**Work request**
Identify each line below that contains the word "Number", and copy it out.

⟨

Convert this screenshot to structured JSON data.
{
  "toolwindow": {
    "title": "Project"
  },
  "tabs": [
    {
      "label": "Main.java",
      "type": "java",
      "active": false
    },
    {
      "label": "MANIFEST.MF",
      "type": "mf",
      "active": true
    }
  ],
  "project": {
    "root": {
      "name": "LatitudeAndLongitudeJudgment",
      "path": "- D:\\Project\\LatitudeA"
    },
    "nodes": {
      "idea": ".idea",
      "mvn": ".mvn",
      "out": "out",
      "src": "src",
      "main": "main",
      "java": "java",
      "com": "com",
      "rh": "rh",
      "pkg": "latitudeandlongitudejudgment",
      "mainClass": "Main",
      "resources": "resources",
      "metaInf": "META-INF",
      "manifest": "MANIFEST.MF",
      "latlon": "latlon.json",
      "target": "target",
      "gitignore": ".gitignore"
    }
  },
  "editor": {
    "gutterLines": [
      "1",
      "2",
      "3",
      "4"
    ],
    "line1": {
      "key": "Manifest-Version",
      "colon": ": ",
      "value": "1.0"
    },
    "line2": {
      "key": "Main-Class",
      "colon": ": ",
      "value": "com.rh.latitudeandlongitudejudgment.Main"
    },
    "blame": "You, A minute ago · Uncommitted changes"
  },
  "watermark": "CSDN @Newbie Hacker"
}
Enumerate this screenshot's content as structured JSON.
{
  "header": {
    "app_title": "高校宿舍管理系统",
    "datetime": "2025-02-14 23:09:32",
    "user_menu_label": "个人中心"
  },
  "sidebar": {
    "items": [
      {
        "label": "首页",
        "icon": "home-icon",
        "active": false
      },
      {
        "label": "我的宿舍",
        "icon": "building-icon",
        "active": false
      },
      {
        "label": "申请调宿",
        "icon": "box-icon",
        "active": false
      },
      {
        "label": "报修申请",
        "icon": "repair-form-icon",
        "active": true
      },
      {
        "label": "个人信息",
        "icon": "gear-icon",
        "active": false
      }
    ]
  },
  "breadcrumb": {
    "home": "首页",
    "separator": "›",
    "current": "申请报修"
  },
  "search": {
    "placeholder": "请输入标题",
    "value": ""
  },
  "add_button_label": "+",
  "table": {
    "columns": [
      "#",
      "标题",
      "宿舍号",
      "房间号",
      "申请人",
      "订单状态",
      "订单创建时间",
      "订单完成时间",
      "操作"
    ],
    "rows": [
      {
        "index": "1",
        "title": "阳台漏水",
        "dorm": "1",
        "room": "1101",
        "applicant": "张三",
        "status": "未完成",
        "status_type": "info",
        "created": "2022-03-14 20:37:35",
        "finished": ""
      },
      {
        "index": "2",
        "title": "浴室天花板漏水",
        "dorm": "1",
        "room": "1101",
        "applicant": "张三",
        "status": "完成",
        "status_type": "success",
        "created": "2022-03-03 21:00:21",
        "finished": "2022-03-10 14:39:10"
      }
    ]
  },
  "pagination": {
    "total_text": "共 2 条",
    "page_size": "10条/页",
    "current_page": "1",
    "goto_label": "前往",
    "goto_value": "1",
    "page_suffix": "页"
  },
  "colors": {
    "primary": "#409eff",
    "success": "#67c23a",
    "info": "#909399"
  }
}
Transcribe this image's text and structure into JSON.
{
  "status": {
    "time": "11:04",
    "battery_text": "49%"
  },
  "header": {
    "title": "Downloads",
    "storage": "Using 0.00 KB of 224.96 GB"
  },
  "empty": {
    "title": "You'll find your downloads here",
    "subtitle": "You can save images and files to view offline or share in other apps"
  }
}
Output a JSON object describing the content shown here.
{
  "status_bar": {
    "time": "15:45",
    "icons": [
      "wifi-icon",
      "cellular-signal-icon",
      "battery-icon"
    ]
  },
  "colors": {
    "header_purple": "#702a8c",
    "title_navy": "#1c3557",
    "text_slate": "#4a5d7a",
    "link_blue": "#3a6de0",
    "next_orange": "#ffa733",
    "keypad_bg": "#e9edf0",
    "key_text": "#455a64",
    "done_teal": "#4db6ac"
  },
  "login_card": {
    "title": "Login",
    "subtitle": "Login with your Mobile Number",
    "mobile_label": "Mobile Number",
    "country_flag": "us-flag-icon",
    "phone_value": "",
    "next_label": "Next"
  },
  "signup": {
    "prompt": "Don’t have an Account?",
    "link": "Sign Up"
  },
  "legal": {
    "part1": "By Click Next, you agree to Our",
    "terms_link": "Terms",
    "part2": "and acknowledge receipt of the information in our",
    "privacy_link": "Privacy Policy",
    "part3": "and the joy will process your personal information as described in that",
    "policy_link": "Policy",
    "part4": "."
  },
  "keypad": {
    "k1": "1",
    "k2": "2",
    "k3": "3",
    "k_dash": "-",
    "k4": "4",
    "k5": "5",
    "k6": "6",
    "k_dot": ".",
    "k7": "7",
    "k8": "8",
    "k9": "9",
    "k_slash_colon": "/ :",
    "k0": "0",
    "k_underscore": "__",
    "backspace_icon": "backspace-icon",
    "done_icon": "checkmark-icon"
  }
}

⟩

**The answer**
    "subtitle": "Login with your Mobile Number",
    "mobile_label": "Mobile Number",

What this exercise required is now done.